Our collective failure to solve the affordable housing deficit may stem from wrongheaded analysis of the problem, and the conclusion that market-based solutions can be designed to solve the mismatch between the supply of affordable housing and demand for it.
- Market fundamentalists argue that the financial incentives are so powerful that if we make it possible to build two, four, or even twelve units on a parcel that formerly permitted one, we cannot help but solve the housing affordability crisis through increased production. But there is a big difference between permitting the development of multiple units and multiple units being developed. And there is no guarantee that these units will be affordable.
- Housing represents two very different commodities traded in the same market. Each unit can satisfy the demand for shelter for a family or the demand for yield from hungry investors.

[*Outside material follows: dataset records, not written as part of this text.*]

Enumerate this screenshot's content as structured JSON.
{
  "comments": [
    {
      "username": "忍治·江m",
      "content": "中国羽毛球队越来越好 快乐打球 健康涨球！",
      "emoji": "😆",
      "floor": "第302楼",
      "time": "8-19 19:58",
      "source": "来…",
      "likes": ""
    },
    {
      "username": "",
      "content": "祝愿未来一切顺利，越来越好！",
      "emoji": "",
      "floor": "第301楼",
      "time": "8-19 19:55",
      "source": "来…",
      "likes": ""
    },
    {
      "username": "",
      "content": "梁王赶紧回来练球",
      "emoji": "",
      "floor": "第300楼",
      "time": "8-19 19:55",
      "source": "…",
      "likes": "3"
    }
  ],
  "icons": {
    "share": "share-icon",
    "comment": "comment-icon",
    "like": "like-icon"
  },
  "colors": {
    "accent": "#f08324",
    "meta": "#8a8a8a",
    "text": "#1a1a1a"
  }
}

Often, but not always, a housing unit can satisfy both—when the owner occupies the unit. But more and more frequently, households find themselves competing for available shelter against investors drowning in liquidity. With the exception of a pathbreaking intervention by the Port of Cincinnati that I will discuss another time, the investors usually win.

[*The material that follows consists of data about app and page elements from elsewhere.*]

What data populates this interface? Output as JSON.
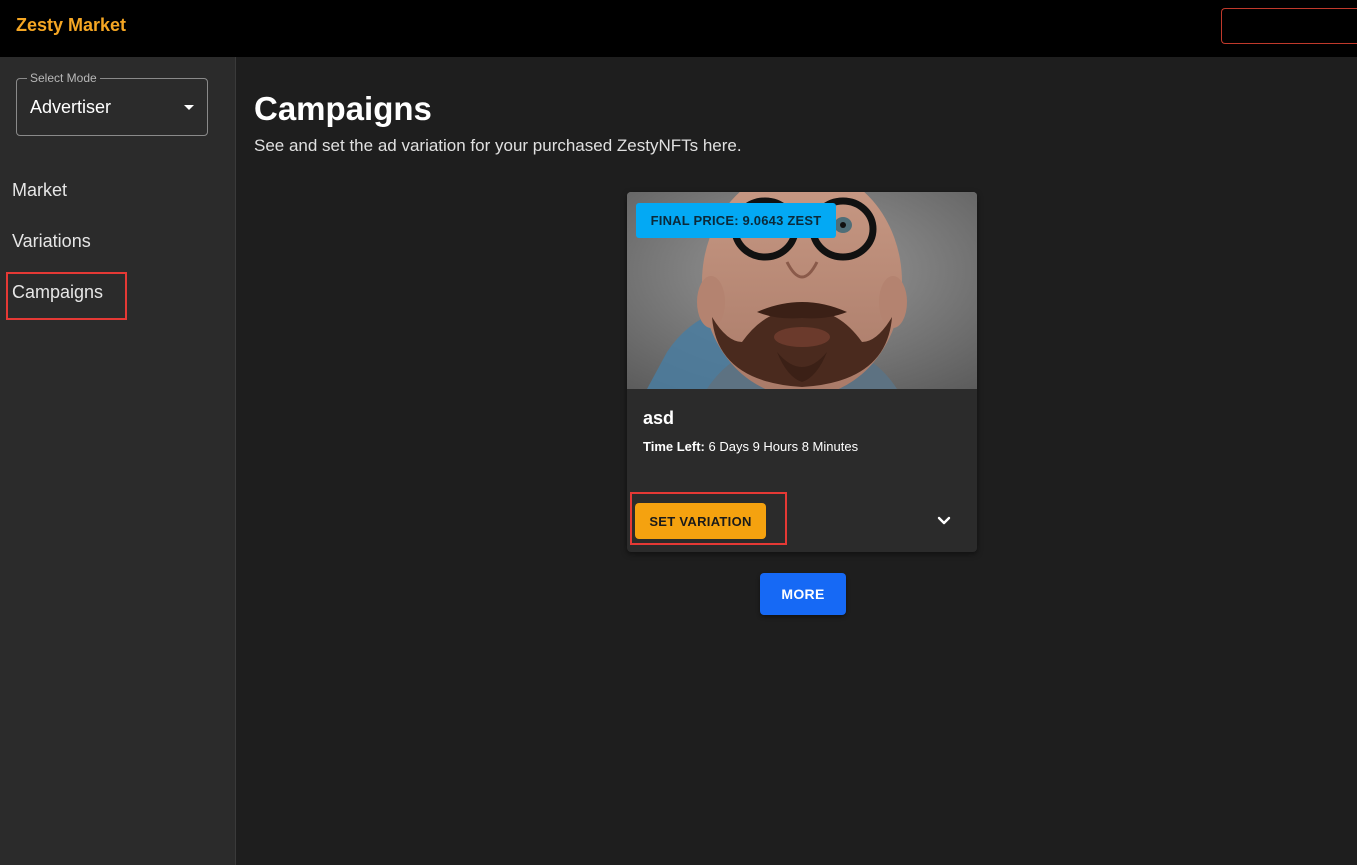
{
  "header": {
    "brand": "Zesty Market"
  },
  "sidebar": {
    "mode_label": "Select Mode",
    "mode_value": "Advertiser",
    "items": [
      {
        "label": "Market"
      },
      {
        "label": "Variations"
      },
      {
        "label": "Campaigns"
      }
    ]
  },
  "main": {
    "title": "Campaigns",
    "subtitle": "See and set the ad variation for your purchased ZestyNFTs here."
  },
  "card": {
    "price_badge": "FINAL PRICE: 9.0643 ZEST",
    "title": "asd",
    "time_left_label": "Time Left:",
    "time_left_value": " 6 Days 9 Hours 8 Minutes",
    "set_variation_label": "SET VARIATION",
    "expand_icon": "chevron-down-icon"
  },
  "more_label": "MORE",
  "colors": {
    "brand": "#f5a623",
    "badge": "#03a9f4",
    "set_variation": "#f5a20f",
    "more": "#1669f5",
    "highlight": "#e53935"
  }
}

- Who wins when we allow multifamily construction on formerly single-family lots? Landowners who receive windfall increases in land values are among the big winners. This increase in property values puts nearby homeowners at risk, if it raises their tax bills. If zoning changes aren’t designed to be part of a broader strategy to tackle affordability, they could inadvertently usher in displacement.

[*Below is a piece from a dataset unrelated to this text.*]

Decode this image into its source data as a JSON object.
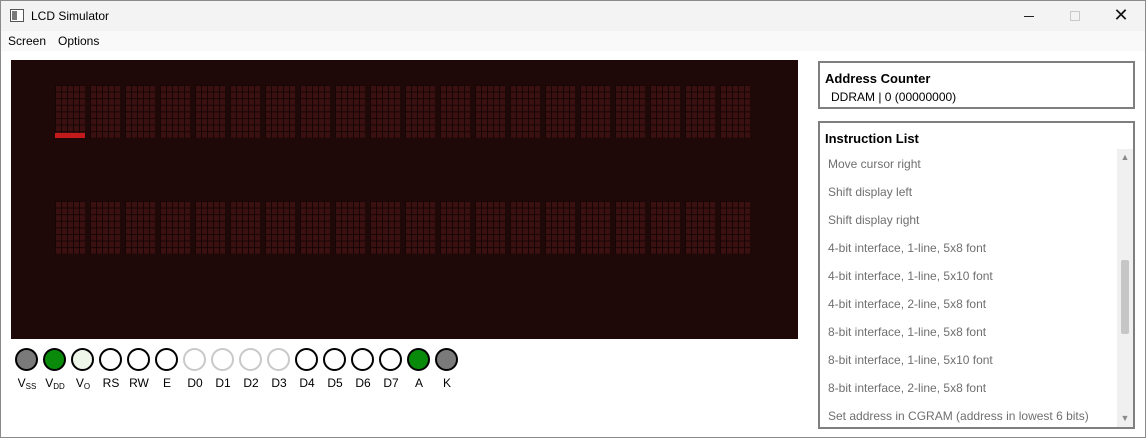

- A single zoning reform will not change the way the market works, and nothing will stop global capital from bidding housing in desirable neighborhoods away from families that need shelter unless other actions are taken. We need aggressive inclusionary housing requirements that obligate landowners to build affordable housing when redeveloping former single-family sites. We also need to provide and protect opportunities for historically excluded families to purchase affordable homes and build wealth. Rather than giving away additional development rights to landowners, development rights should be sold. Development rights are traded actively in many private and some public markets in the United States. Municipalities could raise billions of dollars by selling development rights, and the proceeds could be used for affirmative efforts to address the racial wealth gap by, for example, providing generous down payment assistance or property tax relief (emphasis added).